July 24, 2020

On today's show, with most schools opting for remote learning this fall, Adrian and Ethan take on the discussion..."Print books versus electronic books?" Later in the show we highlight pediatric vehicular heatstroke and steps we can take to prevent these needless deaths and injuries.

With many school districts around the country opting for remote learning this fall, many parents question on screen versus paper books studying. And rightly so.

As an assistant professor of education at the University of North Dakota, Virginia Clinton had always encouraged her students to save money on textbooks and buy cheaper digital versions or use free materials online. According to theories she learned in graduate school, there should be no difference between reading on paper and reading on a screen.

But many of her education students told her they actually preferred paper. So she decided to compile results from 33 different high-quality studies that tested students’ comprehension and found that her students might be right.

The studies showed that students of all ages, from elementary school to college, tend to absorb more when they’re reading on paper than on screens, particularly when it comes to nonfiction material.

Sofia Reyes Designs Kid-Friendly Face Shield

Sofia Reyes, a 10-year-old girl from Los Angeles, has gone above and beyond to protect her peers. Sofia came up with the idea of making fun face shields as a school project. Her younger sister helped with the design.

"I know that some kids are afraid of masks. They don't feel secure with normal ones - I tried fun designs," said Reyes. She started out making shields for her family and her classmates. Her goal is to show the other kids that they can still protect themselves without stress.

In an interview with ABC 7, Sofia says…"There can be multiple kinds of designs on them. Like maybe some boys want sportsy thingies on them, maybe I can put a baseball or a basketball on the top. Or like girls also might want ponies or things like that. They can be different designs."

9-Year-Old and Friends Have Raised $100,000 for African American Businesses Selling Homemade Bracelets

Some unlikely heroes in Minneapolis have raised $100,000 to support black-owned businesses and neighborhoods—and they’re only 9-years-old.

9-year-old Kamryn Johnson and five of her friends decided to open a stand selling friendship bracelets. After a lot thinking about where the money would end up going, the group agreed that the proceeds would be donated to businesses and food banks in Minneapolis.

Kamryn & Friends: Bracelets for Unity and Justice” was born. Since setting up the stand on May 30, the kind they have raised more than $100,000 through sales of the bracelets online fundraising and donations. Their focus is on helping black business owners get back on their feet. A portion of the money raised will go towards providing food and household supplies to those in need.

Preventing Pediatric Vehicular Heatstroke

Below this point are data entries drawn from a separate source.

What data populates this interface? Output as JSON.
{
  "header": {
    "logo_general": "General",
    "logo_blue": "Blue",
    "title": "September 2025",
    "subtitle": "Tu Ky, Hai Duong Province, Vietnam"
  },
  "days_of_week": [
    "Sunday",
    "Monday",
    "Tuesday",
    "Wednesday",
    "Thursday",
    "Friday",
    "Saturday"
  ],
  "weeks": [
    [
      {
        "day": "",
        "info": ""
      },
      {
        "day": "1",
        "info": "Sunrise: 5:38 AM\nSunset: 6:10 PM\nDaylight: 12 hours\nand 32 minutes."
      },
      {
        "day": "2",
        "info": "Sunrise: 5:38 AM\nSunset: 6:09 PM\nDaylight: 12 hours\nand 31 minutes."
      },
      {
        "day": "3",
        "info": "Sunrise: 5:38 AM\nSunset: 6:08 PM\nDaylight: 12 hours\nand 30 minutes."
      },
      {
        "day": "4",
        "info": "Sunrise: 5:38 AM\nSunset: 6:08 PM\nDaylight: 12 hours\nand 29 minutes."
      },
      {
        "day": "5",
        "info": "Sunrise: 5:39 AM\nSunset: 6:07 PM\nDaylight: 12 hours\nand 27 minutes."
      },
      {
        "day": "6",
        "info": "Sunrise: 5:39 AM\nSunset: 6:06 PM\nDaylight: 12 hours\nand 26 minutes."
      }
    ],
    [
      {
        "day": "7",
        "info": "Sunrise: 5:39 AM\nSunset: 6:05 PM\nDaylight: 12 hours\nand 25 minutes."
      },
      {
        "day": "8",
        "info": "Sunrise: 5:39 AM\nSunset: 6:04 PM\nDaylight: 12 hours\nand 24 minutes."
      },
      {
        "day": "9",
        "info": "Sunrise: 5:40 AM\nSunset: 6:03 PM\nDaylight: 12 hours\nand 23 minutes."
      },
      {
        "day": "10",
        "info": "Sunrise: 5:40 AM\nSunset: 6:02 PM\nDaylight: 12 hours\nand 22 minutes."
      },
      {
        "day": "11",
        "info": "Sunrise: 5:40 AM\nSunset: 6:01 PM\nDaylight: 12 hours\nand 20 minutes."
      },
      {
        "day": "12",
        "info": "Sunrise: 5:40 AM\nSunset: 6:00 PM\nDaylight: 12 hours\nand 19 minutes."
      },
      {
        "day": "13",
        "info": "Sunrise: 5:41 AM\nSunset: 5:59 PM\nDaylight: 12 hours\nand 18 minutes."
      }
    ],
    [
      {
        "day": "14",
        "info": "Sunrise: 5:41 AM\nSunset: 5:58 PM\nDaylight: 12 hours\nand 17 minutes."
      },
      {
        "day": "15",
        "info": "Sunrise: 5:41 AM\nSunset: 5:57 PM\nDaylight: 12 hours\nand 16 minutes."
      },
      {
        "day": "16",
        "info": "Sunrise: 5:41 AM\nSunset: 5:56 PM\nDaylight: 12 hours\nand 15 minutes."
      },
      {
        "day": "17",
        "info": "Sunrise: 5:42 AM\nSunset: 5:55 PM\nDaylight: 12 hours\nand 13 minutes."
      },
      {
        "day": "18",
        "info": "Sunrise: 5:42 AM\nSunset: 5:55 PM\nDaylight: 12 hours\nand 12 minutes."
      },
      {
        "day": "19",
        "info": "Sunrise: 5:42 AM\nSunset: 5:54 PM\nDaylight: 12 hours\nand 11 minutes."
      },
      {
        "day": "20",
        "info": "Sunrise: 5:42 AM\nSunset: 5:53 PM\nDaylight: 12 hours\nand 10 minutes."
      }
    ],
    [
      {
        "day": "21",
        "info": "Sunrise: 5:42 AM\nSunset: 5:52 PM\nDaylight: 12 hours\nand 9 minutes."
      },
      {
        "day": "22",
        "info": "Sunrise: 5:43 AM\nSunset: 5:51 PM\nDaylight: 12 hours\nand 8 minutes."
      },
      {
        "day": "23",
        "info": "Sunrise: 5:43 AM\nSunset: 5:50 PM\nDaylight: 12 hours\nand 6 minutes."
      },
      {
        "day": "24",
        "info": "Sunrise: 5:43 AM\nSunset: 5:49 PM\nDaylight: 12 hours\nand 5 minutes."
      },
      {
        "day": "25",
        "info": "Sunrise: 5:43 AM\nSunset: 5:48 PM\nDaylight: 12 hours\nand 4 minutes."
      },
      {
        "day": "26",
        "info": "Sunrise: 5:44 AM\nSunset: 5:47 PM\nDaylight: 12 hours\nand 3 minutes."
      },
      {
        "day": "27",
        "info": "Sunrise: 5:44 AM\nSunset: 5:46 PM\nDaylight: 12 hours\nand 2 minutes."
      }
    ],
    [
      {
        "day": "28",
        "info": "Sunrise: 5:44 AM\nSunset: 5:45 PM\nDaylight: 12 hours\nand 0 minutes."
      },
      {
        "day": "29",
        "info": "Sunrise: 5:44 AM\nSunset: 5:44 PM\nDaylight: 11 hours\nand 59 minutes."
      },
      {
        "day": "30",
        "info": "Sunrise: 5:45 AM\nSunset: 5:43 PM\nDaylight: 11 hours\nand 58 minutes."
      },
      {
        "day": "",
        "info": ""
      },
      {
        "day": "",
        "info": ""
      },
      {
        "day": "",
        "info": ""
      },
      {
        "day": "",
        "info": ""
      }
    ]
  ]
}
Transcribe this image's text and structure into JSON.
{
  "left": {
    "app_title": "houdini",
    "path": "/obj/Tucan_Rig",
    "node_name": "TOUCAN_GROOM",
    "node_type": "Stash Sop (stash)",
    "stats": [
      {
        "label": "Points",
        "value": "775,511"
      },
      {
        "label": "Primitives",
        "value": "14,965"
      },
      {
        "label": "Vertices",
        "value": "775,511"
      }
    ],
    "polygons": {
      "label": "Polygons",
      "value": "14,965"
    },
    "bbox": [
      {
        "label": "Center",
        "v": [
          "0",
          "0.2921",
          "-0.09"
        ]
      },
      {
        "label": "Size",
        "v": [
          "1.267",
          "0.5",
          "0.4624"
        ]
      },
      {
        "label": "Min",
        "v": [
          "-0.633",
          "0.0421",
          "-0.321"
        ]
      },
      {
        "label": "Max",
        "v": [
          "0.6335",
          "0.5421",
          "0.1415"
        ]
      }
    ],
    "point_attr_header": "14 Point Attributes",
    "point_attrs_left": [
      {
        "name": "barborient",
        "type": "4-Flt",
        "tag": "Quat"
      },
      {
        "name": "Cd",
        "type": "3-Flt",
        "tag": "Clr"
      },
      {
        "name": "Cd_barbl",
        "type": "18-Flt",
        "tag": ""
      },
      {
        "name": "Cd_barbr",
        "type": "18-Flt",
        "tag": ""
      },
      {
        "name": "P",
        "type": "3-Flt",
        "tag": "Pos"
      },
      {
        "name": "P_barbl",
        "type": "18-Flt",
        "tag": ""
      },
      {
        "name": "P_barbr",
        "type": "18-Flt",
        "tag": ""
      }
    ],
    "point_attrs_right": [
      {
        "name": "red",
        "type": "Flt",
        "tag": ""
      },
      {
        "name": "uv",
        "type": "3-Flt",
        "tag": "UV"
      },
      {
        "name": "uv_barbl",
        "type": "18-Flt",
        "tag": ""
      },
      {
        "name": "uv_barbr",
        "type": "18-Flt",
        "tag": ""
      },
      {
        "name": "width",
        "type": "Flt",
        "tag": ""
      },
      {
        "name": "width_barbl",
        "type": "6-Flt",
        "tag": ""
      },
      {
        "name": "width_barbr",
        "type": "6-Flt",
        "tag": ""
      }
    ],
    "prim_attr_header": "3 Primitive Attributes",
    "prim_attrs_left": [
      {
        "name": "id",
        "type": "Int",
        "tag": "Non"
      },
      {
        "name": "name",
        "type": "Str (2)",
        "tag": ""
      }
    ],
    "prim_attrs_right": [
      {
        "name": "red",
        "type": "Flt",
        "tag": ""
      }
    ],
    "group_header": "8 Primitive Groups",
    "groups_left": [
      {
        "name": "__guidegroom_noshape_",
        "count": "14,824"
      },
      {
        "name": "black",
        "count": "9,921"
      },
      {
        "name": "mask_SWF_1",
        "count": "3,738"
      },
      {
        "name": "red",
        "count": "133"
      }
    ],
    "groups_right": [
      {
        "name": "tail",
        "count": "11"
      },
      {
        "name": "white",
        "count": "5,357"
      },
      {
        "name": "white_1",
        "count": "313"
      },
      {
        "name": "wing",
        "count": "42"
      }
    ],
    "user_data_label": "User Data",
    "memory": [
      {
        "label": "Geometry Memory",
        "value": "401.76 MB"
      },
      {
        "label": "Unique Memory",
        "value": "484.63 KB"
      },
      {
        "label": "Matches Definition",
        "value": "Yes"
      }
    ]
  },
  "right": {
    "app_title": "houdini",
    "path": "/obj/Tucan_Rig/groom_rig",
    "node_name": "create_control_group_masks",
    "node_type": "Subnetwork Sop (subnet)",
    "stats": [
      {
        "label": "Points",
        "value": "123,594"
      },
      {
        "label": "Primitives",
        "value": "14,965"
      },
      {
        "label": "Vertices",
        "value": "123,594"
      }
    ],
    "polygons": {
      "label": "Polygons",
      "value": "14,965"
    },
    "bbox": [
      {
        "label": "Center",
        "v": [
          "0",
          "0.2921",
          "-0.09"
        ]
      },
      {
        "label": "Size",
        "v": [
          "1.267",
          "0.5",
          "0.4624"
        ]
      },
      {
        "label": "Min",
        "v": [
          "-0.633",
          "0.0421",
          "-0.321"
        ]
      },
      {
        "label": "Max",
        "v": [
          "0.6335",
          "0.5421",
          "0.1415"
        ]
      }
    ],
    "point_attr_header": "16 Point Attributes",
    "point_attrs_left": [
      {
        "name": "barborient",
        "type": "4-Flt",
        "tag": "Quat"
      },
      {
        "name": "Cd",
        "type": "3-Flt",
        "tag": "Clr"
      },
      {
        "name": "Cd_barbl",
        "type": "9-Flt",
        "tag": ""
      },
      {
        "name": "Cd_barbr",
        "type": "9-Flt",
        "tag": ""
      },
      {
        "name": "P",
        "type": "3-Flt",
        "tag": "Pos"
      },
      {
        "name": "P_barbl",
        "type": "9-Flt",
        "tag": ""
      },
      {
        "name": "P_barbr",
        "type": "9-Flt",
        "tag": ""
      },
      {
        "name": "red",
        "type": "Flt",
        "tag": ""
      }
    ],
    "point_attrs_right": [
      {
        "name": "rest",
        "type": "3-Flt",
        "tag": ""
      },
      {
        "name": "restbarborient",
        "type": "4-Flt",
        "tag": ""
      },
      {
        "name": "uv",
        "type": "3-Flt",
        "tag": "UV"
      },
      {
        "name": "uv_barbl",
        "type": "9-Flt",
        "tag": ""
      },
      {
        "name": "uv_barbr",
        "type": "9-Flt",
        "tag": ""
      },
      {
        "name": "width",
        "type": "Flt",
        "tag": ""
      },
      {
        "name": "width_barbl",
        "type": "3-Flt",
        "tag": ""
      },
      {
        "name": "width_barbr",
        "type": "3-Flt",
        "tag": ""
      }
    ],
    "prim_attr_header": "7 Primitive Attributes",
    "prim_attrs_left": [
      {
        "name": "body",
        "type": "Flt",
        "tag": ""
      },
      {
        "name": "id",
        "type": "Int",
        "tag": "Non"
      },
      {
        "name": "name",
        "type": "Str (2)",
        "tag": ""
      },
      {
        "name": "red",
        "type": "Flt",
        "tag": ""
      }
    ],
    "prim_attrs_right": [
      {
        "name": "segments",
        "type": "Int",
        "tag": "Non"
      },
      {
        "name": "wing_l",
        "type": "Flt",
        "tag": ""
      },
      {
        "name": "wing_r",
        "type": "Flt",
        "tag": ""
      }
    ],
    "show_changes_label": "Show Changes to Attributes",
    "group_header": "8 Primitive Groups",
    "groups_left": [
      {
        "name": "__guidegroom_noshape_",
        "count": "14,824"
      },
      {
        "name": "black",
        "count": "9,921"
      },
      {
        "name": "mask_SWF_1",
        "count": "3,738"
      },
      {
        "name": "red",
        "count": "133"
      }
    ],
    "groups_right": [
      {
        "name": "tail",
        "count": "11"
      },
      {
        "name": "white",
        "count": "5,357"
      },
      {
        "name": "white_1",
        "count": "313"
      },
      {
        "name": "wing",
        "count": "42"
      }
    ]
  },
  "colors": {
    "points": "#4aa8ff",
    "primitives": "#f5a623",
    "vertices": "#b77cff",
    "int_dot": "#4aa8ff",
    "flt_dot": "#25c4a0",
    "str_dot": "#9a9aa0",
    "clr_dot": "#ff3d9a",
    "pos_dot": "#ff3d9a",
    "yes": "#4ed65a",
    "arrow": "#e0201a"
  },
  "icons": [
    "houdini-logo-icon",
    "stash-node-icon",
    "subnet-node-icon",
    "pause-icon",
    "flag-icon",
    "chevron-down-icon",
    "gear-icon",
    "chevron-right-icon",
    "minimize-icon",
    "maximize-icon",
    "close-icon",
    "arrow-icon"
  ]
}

860 children have died due to vehicular heatstroke since 1998. All of these deaths could have been prevented. As of July 21, 11 children have already died this year.

Orly Avitzur, M.D., former medical director for Consumer Reports, says "Temperatures that might seem comfortable for adults can quickly become dangerous for children".

Consumer Report testing shows it doesn't take hot weather for kids to wind up in danger. In some areas of the country, the threat is year-round.

The children that have died from vehicular heatstroke in the United States have ranged in age from 5 days to 14 years. More than half of the deaths (54%) are children under 2 years of age.